-- Opening Marker --
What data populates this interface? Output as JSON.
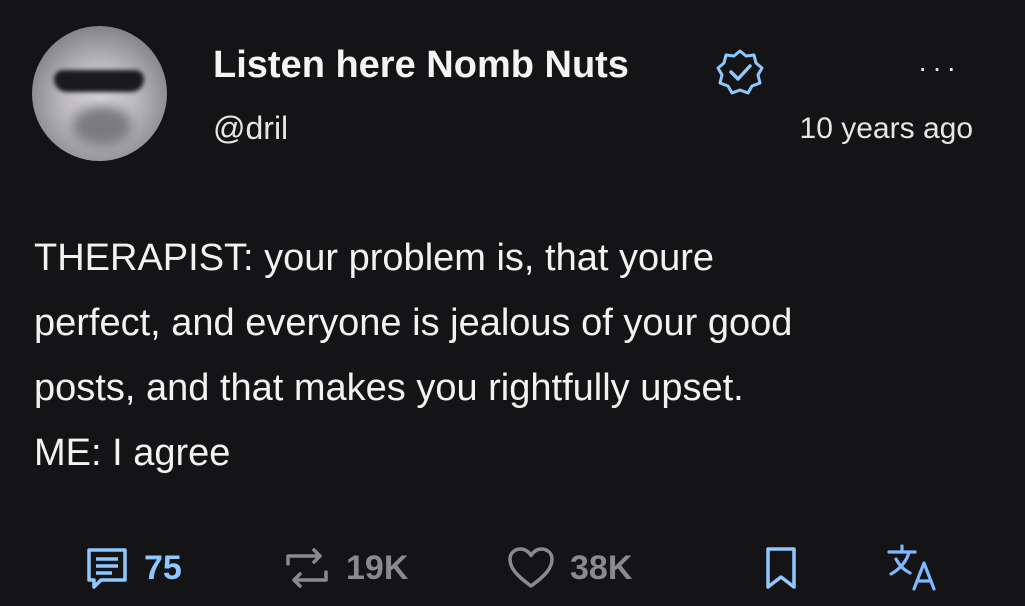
{
  "post": {
    "display_name": "Listen here Nomb Nuts",
    "handle": "@dril",
    "time": "10 years ago",
    "more_label": "···",
    "text_lines": [
      "THERAPIST: your problem is, that youre",
      "perfect, and everyone is jealous of your good",
      "posts, and that makes you rightfully upset.",
      "ME: I agree"
    ]
  },
  "actions": {
    "replies": "75",
    "retweets": "19K",
    "likes": "38K"
  },
  "colors": {
    "background": "#141416",
    "accent": "#8fc8ff",
    "muted": "#8a8a8e"
  },
  "icons": [
    "verified-badge-icon",
    "more-options-icon",
    "reply-icon",
    "retweet-icon",
    "like-icon",
    "bookmark-icon",
    "translate-icon"
  ]
}
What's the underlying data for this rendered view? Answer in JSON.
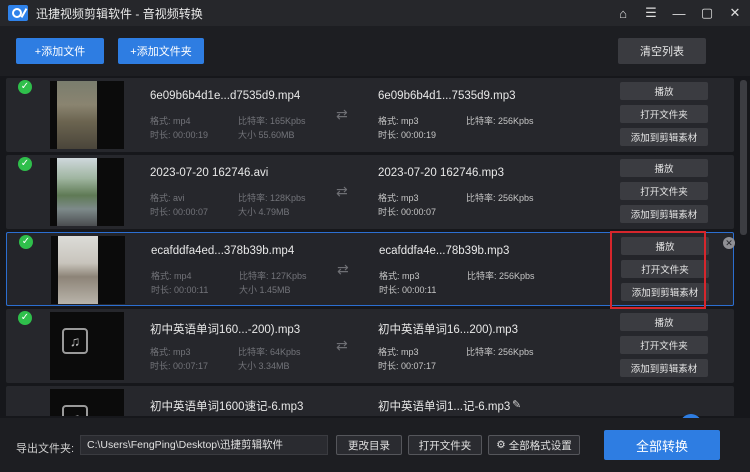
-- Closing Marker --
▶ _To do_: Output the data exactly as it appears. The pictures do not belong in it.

▶ _Exercise output_:
What data populates this interface? Output as JSON.
{
  "post": {
    "display_name": "Listen here Nomb Nuts",
    "handle": "@dril",
    "time": "10 years ago",
    "more_label": "···",
    "text_lines": [
      "THERAPIST: your problem is, that youre",
      "perfect, and everyone is jealous of your good",
      "posts, and that makes you rightfully upset.",
      "ME: I agree"
    ]
  },
  "actions": {
    "replies": "75",
    "retweets": "19K",
    "likes": "38K"
  },
  "colors": {
    "background": "#141416",
    "accent": "#8fc8ff",
    "muted": "#8a8a8e"
  },
  "icons": [
    "verified-badge-icon",
    "more-options-icon",
    "reply-icon",
    "retweet-icon",
    "like-icon",
    "bookmark-icon",
    "translate-icon"
  ]
}
What's the underlying data for this rendered view? Answer in JSON.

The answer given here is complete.